Dyson sues Samsung for patent infringement
Dyson has issued proceedings against Samsung Electronics in the English High Court as it believes the Samsung Motion Sync vacuum cleaner infringes its patent for an invention entitled “A cleaning appliance with a steering mechanism”. Samsung Electronics is a subsidiary of the Korean conglomerate Samsung Group.
James Dyson said: “This looks like a cynical rip off by the giant Korean company Samsung. Although they are copying Dyson’s patented technology, their machine is not the same. Samsung has many patent lawyers so I find it hard not to believe that this is a deliberate or utterly reckless infringement of our patent. We have been forced to issue proceedings in the English High Court, but I would much rather invest in research to develop new technology than have to sue”.
Patented Dyson technology
Engineered to follow faithfully, DC37 and DC39 were the result of three years research and development and are the world’s first cylinder vacuums with Ball™ technology and Dyson’s patented steering system. Dyson believes Samsung has copied this steering mechanism.
DC37 and DC39 are equipped with Dyson’s Radial Root Cyclone™ technology, meaning they capture more microscopic dust than any other cyclone. This technology is patented and unique to Dyson machines.
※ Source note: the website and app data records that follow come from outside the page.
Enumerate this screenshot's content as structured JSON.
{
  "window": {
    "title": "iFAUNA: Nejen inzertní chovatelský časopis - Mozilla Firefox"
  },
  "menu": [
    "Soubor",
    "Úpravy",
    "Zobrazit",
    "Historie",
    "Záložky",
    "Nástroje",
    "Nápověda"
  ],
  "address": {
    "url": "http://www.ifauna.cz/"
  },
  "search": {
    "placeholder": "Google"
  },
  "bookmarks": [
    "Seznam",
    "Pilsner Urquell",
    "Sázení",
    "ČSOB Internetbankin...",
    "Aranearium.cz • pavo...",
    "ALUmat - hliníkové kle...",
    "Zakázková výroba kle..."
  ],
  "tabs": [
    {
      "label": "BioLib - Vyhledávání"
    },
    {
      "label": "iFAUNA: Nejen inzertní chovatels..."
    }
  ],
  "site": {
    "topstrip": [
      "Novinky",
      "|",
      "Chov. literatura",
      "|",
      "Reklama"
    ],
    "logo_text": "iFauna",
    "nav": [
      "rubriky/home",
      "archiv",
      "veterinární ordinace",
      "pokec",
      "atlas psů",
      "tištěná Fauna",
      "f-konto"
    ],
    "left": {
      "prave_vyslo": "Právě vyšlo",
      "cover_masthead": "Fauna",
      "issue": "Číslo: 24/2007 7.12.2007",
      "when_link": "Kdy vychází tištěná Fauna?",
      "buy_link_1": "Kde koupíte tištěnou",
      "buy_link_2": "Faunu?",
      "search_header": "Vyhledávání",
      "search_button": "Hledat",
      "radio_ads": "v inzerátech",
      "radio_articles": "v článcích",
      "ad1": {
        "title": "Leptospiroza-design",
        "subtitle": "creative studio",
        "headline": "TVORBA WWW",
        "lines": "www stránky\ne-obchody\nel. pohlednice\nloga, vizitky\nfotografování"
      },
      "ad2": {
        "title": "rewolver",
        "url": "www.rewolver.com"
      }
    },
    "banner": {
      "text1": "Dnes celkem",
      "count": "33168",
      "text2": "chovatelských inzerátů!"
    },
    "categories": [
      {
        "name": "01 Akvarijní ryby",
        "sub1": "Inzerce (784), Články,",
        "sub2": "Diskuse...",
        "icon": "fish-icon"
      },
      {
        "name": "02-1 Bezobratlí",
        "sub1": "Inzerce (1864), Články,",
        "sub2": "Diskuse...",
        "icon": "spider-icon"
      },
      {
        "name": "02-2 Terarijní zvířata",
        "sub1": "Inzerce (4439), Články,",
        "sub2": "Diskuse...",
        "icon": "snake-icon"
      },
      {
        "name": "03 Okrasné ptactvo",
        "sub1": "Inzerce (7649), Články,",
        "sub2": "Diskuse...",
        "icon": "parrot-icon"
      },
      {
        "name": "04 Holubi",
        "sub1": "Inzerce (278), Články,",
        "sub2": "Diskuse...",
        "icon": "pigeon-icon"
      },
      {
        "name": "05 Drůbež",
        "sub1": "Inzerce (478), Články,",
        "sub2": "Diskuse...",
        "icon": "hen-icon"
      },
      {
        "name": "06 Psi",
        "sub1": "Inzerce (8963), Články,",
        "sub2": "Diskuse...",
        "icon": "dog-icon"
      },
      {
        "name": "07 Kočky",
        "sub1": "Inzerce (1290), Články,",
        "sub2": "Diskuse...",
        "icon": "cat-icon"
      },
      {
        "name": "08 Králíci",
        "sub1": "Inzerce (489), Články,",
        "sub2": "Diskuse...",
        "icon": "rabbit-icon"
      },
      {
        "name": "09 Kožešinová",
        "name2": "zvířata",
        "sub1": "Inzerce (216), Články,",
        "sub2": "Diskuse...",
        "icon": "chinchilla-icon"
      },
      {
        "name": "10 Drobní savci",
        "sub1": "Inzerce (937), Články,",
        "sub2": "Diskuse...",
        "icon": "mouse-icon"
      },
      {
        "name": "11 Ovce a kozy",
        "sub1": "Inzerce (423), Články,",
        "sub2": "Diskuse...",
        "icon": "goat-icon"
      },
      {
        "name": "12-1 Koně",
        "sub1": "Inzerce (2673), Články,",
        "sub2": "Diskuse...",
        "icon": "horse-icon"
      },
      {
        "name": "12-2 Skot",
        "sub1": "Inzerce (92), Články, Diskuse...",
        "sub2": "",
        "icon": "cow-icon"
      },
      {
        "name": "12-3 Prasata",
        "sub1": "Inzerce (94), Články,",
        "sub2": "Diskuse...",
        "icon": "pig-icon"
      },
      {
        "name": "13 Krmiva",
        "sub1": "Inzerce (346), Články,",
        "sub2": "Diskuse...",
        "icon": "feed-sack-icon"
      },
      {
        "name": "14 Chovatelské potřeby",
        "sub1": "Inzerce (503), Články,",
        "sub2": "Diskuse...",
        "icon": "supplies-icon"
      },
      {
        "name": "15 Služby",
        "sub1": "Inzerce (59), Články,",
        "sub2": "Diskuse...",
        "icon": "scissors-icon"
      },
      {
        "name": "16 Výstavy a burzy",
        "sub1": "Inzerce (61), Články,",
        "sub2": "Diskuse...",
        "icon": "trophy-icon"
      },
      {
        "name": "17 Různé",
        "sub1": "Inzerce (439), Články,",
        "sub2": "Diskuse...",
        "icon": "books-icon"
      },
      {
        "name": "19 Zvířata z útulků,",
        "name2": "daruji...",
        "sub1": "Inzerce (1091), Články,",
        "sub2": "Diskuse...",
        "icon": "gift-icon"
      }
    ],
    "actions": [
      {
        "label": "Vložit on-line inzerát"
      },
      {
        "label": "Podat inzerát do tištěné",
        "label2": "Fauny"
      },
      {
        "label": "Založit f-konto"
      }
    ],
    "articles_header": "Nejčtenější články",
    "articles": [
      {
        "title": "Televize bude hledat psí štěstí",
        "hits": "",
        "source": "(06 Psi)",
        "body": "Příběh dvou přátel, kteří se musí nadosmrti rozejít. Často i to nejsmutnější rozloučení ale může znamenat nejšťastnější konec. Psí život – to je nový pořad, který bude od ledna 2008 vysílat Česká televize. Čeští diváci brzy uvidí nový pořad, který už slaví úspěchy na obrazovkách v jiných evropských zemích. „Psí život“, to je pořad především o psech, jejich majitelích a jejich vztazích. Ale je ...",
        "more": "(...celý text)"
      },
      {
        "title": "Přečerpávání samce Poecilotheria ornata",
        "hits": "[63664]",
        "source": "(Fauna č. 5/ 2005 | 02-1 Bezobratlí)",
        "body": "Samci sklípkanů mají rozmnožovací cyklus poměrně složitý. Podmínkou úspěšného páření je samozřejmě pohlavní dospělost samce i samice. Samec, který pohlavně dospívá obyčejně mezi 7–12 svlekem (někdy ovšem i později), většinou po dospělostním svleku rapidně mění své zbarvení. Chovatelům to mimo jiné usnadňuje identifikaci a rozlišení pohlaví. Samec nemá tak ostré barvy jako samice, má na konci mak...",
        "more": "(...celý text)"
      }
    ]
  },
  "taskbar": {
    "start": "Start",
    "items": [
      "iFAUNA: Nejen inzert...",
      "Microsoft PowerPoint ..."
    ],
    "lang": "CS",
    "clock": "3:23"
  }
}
Samsung is no stranger to patent infringement. Its tablets and smartphones have been involved in a number of high profile litigation cases worldwide. The Samsung versus Apple lawsuits have typically focussed on design rights. The Dyson case focuses on patents – the central steering invention that forms a fundamental part of Dyson technology, not just how the machine looks.